Between the C-1000 and the W750, Workhorse expects to sell “at least 250 vehicles” this year, generating revenue of more than $25 million. From there, the company still believes there is market demand for the W34 and W56.

And while there’s no shortage of competitors, Dauch argued on the first-quarter earnings conference call that Workhorse still has a chance to stand out. He said he attended a trade show and thought that in the electric vehicle industry, “half of the companies there weren’t real companies…So I’m confident that if we go through with our plans… .we can still be first to market in our segment.”

On the part of the old management, this kind of statement would have deserved unreserved skepticism. But when Dauch says so, investors should at least listen. Indeed, the very fact that Workhorse reiterated its full-year guidance after the first quarter results last month is a step in the right direction.

Workhorse was the epitome of a company that overpromised and (literally) underdelivered. The main reason to buy WKHS stock at $3 is that under Dauch’s leadership, Workhorse is no longer that kind of company.

The capital problem

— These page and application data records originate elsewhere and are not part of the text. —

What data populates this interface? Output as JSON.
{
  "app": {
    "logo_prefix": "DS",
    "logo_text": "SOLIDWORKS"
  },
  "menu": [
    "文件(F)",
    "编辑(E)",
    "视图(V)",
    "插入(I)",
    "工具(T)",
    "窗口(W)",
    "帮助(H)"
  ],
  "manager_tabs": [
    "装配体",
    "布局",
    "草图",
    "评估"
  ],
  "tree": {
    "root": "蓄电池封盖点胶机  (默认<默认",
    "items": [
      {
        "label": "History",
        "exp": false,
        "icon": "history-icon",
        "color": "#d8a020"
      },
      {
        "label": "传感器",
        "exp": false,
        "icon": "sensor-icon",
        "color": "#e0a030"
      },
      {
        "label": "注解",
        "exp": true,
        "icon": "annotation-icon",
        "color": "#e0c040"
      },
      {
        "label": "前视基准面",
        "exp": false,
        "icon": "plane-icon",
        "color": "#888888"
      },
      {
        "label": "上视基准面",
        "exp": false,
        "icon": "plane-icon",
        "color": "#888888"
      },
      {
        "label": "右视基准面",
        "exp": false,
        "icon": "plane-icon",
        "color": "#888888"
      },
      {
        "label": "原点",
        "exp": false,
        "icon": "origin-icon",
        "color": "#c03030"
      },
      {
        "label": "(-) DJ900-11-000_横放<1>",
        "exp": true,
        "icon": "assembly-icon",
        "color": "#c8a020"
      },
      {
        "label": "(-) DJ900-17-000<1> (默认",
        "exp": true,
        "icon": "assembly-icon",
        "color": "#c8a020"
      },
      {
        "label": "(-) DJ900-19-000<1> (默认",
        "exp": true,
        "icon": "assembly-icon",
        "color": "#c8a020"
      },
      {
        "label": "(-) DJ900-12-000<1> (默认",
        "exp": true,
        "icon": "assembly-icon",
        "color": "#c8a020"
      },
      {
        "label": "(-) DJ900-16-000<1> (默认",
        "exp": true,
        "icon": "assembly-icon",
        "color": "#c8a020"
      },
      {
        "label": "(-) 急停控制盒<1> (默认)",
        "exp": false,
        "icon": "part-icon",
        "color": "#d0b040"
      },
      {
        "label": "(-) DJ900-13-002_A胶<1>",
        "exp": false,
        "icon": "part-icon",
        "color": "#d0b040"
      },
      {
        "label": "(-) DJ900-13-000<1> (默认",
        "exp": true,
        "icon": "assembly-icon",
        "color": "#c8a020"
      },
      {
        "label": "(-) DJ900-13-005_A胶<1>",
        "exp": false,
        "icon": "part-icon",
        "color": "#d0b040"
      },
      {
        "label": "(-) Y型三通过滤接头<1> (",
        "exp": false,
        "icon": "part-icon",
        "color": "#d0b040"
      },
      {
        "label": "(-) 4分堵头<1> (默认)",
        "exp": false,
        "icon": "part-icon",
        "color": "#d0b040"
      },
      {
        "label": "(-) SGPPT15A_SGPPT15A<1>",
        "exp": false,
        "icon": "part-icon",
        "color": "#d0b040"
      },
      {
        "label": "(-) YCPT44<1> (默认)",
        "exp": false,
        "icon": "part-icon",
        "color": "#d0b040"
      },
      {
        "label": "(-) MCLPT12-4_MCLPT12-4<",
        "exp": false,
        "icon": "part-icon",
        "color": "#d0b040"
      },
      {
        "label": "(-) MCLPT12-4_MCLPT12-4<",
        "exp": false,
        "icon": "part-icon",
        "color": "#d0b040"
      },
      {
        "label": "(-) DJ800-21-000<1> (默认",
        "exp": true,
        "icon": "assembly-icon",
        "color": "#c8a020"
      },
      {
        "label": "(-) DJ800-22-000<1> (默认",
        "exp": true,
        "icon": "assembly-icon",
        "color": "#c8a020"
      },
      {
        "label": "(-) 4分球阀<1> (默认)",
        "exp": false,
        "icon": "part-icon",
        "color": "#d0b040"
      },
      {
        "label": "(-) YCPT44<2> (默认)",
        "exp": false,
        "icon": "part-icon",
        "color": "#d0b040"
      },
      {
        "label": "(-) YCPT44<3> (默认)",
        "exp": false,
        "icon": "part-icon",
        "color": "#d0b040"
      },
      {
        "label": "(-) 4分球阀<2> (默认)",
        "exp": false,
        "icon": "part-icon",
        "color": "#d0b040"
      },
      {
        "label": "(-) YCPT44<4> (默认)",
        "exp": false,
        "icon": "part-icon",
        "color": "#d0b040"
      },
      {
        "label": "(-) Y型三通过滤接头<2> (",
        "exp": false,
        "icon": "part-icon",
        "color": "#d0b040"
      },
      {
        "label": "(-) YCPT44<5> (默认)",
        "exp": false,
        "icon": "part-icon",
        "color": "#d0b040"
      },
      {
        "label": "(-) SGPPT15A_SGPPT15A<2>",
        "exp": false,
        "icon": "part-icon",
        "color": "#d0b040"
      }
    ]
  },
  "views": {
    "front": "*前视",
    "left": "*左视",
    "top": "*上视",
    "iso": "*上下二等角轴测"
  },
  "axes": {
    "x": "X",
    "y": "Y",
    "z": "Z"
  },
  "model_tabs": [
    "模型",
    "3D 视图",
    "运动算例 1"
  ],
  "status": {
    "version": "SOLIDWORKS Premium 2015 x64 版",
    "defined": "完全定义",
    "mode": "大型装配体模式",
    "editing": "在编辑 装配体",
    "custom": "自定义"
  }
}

However, there is a problem. Workhorse has a cash flow problem. At the end of the first quarter, the company had $167 million in cash. A deal reached in early April saw Workhorse’s last debt converted into equity, but the company continues to spend its reserves at a rapid pace.

In the first quarter, free cash flow was negative $34 million. About $6 million came from a deposit with GreenPower; this deposit will limit cash outflows as the W750s are delivered. Revenue from the C-1000s is expected to free up about an additional $20 million (given that the remaining cash costs for these vehicles will be minimal).

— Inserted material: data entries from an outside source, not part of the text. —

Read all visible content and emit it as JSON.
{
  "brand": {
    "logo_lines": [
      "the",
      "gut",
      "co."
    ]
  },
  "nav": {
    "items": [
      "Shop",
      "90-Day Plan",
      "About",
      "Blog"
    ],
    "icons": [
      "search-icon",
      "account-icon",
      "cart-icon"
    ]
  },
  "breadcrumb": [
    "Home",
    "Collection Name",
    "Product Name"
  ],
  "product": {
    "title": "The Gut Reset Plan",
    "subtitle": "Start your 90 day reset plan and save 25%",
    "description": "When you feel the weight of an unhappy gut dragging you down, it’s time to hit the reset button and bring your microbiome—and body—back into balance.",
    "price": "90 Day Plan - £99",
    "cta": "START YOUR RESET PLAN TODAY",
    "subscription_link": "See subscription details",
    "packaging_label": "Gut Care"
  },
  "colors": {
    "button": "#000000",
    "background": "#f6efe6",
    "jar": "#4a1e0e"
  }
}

Still, Workhorse burned through $138 million in cash last year, a quarterly rate of more than $34 million. Excluding the deposit, cash usage in the first quarter was $28 million. Including cash from the C-1000, Workhorse is left with seven quarters worth of cash.

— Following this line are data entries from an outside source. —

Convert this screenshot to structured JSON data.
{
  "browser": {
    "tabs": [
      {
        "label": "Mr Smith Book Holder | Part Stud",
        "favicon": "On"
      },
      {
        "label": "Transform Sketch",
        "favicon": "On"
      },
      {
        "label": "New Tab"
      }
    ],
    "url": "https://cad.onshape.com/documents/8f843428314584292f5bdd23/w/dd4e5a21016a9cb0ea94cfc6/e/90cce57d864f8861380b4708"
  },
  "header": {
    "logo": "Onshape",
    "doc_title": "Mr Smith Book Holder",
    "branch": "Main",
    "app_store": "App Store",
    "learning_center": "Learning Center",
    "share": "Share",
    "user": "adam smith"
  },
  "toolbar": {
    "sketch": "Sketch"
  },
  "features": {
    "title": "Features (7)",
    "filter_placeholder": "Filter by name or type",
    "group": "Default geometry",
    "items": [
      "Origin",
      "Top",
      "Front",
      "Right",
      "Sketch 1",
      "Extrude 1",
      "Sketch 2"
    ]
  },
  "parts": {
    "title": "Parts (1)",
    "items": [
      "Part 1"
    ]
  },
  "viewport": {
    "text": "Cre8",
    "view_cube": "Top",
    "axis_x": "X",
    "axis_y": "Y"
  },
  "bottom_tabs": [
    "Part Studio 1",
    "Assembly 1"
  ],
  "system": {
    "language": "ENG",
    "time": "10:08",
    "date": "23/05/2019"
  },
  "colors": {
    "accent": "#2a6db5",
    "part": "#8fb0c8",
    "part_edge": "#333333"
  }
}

Workhorse’s track record suggests that’s not enough. It only allows the company to arrive at the end of 2023, even before the launch of the W56. The absorption rate does not take into account the arrival of new employees to direct production or sell vehicles. Launches will cost money. Workhorse will need cash to pay for parts needed to build inventory of W34 and W56.

During the fourth quarter conference call, CFO Robert Ginnan admitted as much, saying the company’s cash (which then stood at around $200 million) was “adequate for the short term.” But he added that “we will look in the longer term to raise capital”.

And that’s the rub. Workhorse cannot fundraise without income. But with a market capitalization of just $460 million, selling stocks isn’t easy either. All buyers of a secondary offer would demand a huge discount from the current price. Workhorse would likely dilute current shareholders by 30-50% just to raise an additional $150 million.

If WKHS stock manages to recover, the company may be able to do a little better than that. But even in the best-case scenario, dilution is yet to come. That alone seems likely to provide an overhang for the action.

And that’s one more reason why even investors bullish on Dauch and Workhorse should consider being patient. Workhorse itself may not have a lot of time, but that doesn’t mean investors should rush.

Disclaimer: As of this writing, Vince Martin has no position in any of the stocks mentioned.

Leave a Reply

Your email address will not be published.